*** Opening of Data for the task ***

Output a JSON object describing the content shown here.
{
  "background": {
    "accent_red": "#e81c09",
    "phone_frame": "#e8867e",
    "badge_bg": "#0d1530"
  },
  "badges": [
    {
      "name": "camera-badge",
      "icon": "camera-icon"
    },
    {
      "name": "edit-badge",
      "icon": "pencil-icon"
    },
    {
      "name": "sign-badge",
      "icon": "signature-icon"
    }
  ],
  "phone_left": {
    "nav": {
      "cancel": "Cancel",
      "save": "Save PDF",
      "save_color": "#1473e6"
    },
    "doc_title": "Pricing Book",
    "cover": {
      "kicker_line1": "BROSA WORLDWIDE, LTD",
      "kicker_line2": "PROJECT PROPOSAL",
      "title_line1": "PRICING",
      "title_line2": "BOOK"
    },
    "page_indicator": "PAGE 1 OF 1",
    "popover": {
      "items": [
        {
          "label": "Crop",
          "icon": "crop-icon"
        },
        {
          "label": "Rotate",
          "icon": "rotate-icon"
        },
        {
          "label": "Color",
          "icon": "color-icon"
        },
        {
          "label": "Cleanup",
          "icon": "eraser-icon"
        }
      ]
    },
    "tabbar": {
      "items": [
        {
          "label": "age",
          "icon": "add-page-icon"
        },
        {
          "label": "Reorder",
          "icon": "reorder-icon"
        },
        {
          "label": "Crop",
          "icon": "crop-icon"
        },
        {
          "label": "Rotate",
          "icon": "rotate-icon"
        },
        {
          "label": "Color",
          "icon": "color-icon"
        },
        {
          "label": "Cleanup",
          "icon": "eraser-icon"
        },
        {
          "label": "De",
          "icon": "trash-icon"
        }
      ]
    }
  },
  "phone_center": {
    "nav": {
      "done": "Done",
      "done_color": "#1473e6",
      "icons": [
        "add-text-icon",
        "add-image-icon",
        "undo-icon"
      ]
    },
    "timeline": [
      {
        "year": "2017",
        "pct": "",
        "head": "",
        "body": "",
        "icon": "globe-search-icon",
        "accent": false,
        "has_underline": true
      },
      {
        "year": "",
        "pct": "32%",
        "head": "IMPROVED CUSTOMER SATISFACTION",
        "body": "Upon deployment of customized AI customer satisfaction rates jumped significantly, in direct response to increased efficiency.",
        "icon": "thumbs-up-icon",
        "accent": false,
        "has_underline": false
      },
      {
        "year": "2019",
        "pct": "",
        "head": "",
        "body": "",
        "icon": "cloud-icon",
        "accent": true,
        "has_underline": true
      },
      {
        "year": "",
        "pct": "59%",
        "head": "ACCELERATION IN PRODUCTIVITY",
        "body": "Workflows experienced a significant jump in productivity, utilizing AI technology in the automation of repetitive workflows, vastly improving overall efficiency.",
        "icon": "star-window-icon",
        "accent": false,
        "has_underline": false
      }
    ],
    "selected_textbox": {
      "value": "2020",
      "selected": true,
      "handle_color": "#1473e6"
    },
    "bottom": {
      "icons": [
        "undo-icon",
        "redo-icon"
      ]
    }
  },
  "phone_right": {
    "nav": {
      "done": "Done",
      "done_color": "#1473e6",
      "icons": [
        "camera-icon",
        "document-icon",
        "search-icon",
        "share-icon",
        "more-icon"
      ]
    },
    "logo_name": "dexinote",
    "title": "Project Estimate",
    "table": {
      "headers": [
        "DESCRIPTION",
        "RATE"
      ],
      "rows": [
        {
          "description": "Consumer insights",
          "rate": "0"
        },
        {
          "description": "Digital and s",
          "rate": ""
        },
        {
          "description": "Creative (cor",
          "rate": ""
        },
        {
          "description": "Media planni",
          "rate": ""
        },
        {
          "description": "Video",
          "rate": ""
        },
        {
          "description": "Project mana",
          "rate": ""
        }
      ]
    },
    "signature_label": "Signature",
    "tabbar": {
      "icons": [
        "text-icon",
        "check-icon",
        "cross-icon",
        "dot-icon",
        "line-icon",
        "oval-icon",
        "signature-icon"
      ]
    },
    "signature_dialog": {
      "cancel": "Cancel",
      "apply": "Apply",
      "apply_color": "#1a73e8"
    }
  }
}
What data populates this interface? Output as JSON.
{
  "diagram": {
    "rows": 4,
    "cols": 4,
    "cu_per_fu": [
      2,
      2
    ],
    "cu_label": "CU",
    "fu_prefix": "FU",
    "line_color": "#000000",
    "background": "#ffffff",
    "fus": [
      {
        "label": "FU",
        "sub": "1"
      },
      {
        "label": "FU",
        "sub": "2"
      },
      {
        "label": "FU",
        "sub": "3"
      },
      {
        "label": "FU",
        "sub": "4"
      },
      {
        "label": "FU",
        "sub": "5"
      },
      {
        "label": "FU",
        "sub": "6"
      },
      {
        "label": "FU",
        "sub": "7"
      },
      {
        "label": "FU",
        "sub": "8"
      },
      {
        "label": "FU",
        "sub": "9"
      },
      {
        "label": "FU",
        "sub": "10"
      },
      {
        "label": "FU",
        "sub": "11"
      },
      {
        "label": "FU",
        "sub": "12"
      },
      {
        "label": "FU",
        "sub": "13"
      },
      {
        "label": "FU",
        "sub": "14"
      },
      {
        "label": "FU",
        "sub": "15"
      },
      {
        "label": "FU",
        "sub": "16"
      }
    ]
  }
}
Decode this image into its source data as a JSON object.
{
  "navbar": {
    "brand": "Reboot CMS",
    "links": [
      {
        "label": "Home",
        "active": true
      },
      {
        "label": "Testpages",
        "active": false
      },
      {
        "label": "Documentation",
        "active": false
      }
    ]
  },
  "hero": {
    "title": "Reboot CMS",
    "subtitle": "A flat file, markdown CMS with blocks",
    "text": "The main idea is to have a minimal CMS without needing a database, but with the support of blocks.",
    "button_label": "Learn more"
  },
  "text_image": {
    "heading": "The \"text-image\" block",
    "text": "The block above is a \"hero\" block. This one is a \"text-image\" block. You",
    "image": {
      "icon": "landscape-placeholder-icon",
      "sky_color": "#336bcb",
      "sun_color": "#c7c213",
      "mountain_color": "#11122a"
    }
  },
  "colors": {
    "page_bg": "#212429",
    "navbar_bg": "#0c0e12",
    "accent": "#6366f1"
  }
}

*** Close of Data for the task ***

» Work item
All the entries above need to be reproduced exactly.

» Answer to the exercise
Output a JSON object describing the content shown here.
{
  "background": {
    "accent_red": "#e81c09",
    "phone_frame": "#e8867e",
    "badge_bg": "#0d1530"
  },
  "badges": [
    {
      "name": "camera-badge",
      "icon": "camera-icon"
    },
    {
      "name": "edit-badge",
      "icon": "pencil-icon"
    },
    {
      "name": "sign-badge",
      "icon": "signature-icon"
    }
  ],
  "phone_left": {
    "nav": {
      "cancel": "Cancel",
      "save": "Save PDF",
      "save_color": "#1473e6"
    },
    "doc_title": "Pricing Book",
    "cover": {
      "kicker_line1": "BROSA WORLDWIDE, LTD",
      "kicker_line2": "PROJECT PROPOSAL",
      "title_line1": "PRICING",
      "title_line2": "BOOK"
    },
    "page_indicator": "PAGE 1 OF 1",
    "popover": {
      "items": [
        {
          "label": "Crop",
          "icon": "crop-icon"
        },
        {
          "label": "Rotate",
          "icon": "rotate-icon"
        },
        {
          "label": "Color",
          "icon": "color-icon"
        },
        {
          "label": "Cleanup",
          "icon": "eraser-icon"
        }
      ]
    },
    "tabbar": {
      "items": [
        {
          "label": "age",
          "icon": "add-page-icon"
        },
        {
          "label": "Reorder",
          "icon": "reorder-icon"
        },
        {
          "label": "Crop",
          "icon": "crop-icon"
        },
        {
          "label": "Rotate",
          "icon": "rotate-icon"
        },
        {
          "label": "Color",
          "icon": "color-icon"
        },
        {
          "label": "Cleanup",
          "icon": "eraser-icon"
        },
        {
          "label": "De",
          "icon": "trash-icon"
        }
      ]
    }
  },
  "phone_center": {
    "nav": {
      "done": "Done",
      "done_color": "#1473e6",
      "icons": [
        "add-text-icon",
        "add-image-icon",
        "undo-icon"
      ]
    },
    "timeline": [
      {
        "year": "2017",
        "pct": "",
        "head": "",
        "body": "",
        "icon": "globe-search-icon",
        "accent": false,
        "has_underline": true
      },
      {
        "year": "",
        "pct": "32%",
        "head": "IMPROVED CUSTOMER SATISFACTION",
        "body": "Upon deployment of customized AI customer satisfaction rates jumped significantly, in direct response to increased efficiency.",
        "icon": "thumbs-up-icon",
        "accent": false,
        "has_underline": false
      },
      {
        "year": "2019",
        "pct": "",
        "head": "",
        "body": "",
        "icon": "cloud-icon",
        "accent": true,
        "has_underline": true
      },
      {
        "year": "",
        "pct": "59%",
        "head": "ACCELERATION IN PRODUCTIVITY",
        "body": "Workflows experienced a significant jump in productivity, utilizing AI technology in the automation of repetitive workflows, vastly improving overall efficiency.",
        "icon": "star-window-icon",
        "accent": false,
        "has_underline": false
      }
    ],
    "selected_textbox": {
      "value": "2020",
      "selected": true,
      "handle_color": "#1473e6"
    },
    "bottom": {
      "icons": [
        "undo-icon",
        "redo-icon"
      ]
    }
  },
  "phone_right": {
    "nav": {
      "done": "Done",
      "done_color": "#1473e6",
      "icons": [
        "camera-icon",
        "document-icon",
        "search-icon",
        "share-icon",
        "more-icon"
      ]
    },
    "logo_name": "dexinote",
    "title": "Project Estimate",
    "table": {
      "headers": [
        "DESCRIPTION",
        "RATE"
      ],
      "rows": [
        {
          "description": "Consumer insights",
          "rate": "0"
        },
        {
          "description": "Digital and s",
          "rate": ""
        },
        {
          "description": "Creative (cor",
          "rate": ""
        },
        {
          "description": "Media planni",
          "rate": ""
        },
        {
          "description": "Video",
          "rate": ""
        },
        {
          "description": "Project mana",
          "rate": ""
        }
      ]
    },
    "signature_label": "Signature",
    "tabbar": {
      "icons": [
        "text-icon",
        "check-icon",
        "cross-icon",
        "dot-icon",
        "line-icon",
        "oval-icon",
        "signature-icon"
      ]
    },
    "signature_dialog": {
      "cancel": "Cancel",
      "apply": "Apply",
      "apply_color": "#1a73e8"
    }
  }
}
What data populates this interface? Output as JSON.
{
  "diagram": {
    "rows": 4,
    "cols": 4,
    "cu_per_fu": [
      2,
      2
    ],
    "cu_label": "CU",
    "fu_prefix": "FU",
    "line_color": "#000000",
    "background": "#ffffff",
    "fus": [
      {
        "label": "FU",
        "sub": "1"
      },
      {
        "label": "FU",
        "sub": "2"
      },
      {
        "label": "FU",
        "sub": "3"
      },
      {
        "label": "FU",
        "sub": "4"
      },
      {
        "label": "FU",
        "sub": "5"
      },
      {
        "label": "FU",
        "sub": "6"
      },
      {
        "label": "FU",
        "sub": "7"
      },
      {
        "label": "FU",
        "sub": "8"
      },
      {
        "label": "FU",
        "sub": "9"
      },
      {
        "label": "FU",
        "sub": "10"
      },
      {
        "label": "FU",
        "sub": "11"
      },
      {
        "label": "FU",
        "sub": "12"
      },
      {
        "label": "FU",
        "sub": "13"
      },
      {
        "label": "FU",
        "sub": "14"
      },
      {
        "label": "FU",
        "sub": "15"
      },
      {
        "label": "FU",
        "sub": "16"
      }
    ]
  }
}
Decode this image into its source data as a JSON object.
{
  "navbar": {
    "brand": "Reboot CMS",
    "links": [
      {
        "label": "Home",
        "active": true
      },
      {
        "label": "Testpages",
        "active": false
      },
      {
        "label": "Documentation",
        "active": false
      }
    ]
  },
  "hero": {
    "title": "Reboot CMS",
    "subtitle": "A flat file, markdown CMS with blocks",
    "text": "The main idea is to have a minimal CMS without needing a database, but with the support of blocks.",
    "button_label": "Learn more"
  },
  "text_image": {
    "heading": "The \"text-image\" block",
    "text": "The block above is a \"hero\" block. This one is a \"text-image\" block. You",
    "image": {
      "icon": "landscape-placeholder-icon",
      "sky_color": "#336bcb",
      "sun_color": "#c7c213",
      "mountain_color": "#11122a"
    }
  },
  "colors": {
    "page_bg": "#212429",
    "navbar_bg": "#0c0e12",
    "accent": "#6366f1"
  }
}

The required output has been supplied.